Tuesday, 29 July 2014

Work in progress

This was going to be a present for a baby, but I was making it and I found myself fighting it. It has rather spooky, foreboding spirit. I wouldn't say an evil spirit, but not a protective spirit. I couldn't give it to a baby - I think it wants to be for someone else.

So I had to stop and make something else for the baby. I'll show you that later. (Luckily I found an idea in a yarn shop in Lillehammer, Norway).

There's some rather subtle non-symmetrical shaping going on here and it's not absolutely perfect, but I'm quite pleased with it. With sock wool it does feel right to use more detail. This is the back:


And this is the front:


It's going to need legs, and a tail. Now that I'm not fighting it any more I think I know how they need to be.

In my open-plan office

… two of my colleagues have been arguing quietly about technical subjects all day.

They are both very bright people, very nice people. At least one of them is very well informed about the subject, and the other one has some intelligent questions. But both are profoundly incapable, in totally different ways, of giving a clear, sequential, brief and comprehensible account of anything at all. Their minds simply do not work that way.

One just starts a lot of half-sentences in the right general direction and apparently hopes that one of them will land on the target. It drives me completely crazy. The other (better-informed) one has something I don't know what to call, but I think of it as verbal dyslexia; mixing up words, answering the wrong question, getting the right answer precisely backwards. It's okay if you're used to it and you know enough to catch it.

It's like two earphone leads trying to have a fight.

Saturday, 21 June 2014

The sun lingers

The day when the Sun lingers longest to gaze on the green woods and fields of the temperate North - and my pretty Chinese parasol.

Saturday, 31 May 2014

Quiet Hedgehog looking up

Dear readers, I haven't gone away, but I have taken on a very difficult extended project this year that is taking up a lot of my time and energy. One of the reasons for doing it was to get out of my comfort zone and do various kinds of work I'm not used to, and I'm certainly getting that from it. But I don't have the quiet internet time that I used to have. Hopefully the project should be more or less wrapped up by mid-October. At which point I may just go and lie on a beach and look at stars.

It's my birthday today :)

In 1996, they pointed the Hubble Space telescope at a tiny patch of sky - the size of a grain of sand held out at arm's length - in which no-one had ever managed to see anything at all. Over several sessions, they collected photons, practically one by one, for a total of ten days. Measured them, mapped them, noted their colour, to build a picture.

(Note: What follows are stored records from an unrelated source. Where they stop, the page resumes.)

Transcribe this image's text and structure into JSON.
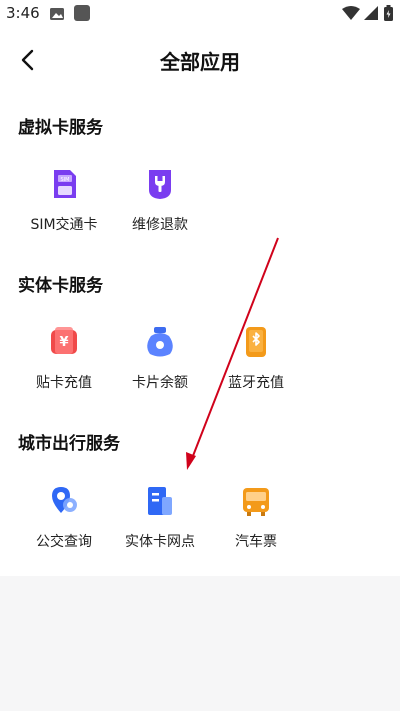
{
  "statusbar": {
    "time": "3:46"
  },
  "header": {
    "title": "全部应用"
  },
  "sections": [
    {
      "title": "虚拟卡服务",
      "apps": [
        {
          "label": "SIM交通卡"
        },
        {
          "label": "维修退款"
        }
      ]
    },
    {
      "title": "实体卡服务",
      "apps": [
        {
          "label": "贴卡充值"
        },
        {
          "label": "卡片余额"
        },
        {
          "label": "蓝牙充值"
        }
      ]
    },
    {
      "title": "城市出行服务",
      "apps": [
        {
          "label": "公交查询"
        },
        {
          "label": "实体卡网点"
        },
        {
          "label": "汽车票"
        }
      ]
    }
  ],
  "colors": {
    "accent_purple": "#7a3df0",
    "accent_red": "#f04a4a",
    "accent_blue": "#3d6cf0",
    "accent_orange": "#f39a1a",
    "annotation_arrow": "#d0021b"
  }
}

In the picture were some very faint stars that no-one had ever seen before - and three thousand galaxies.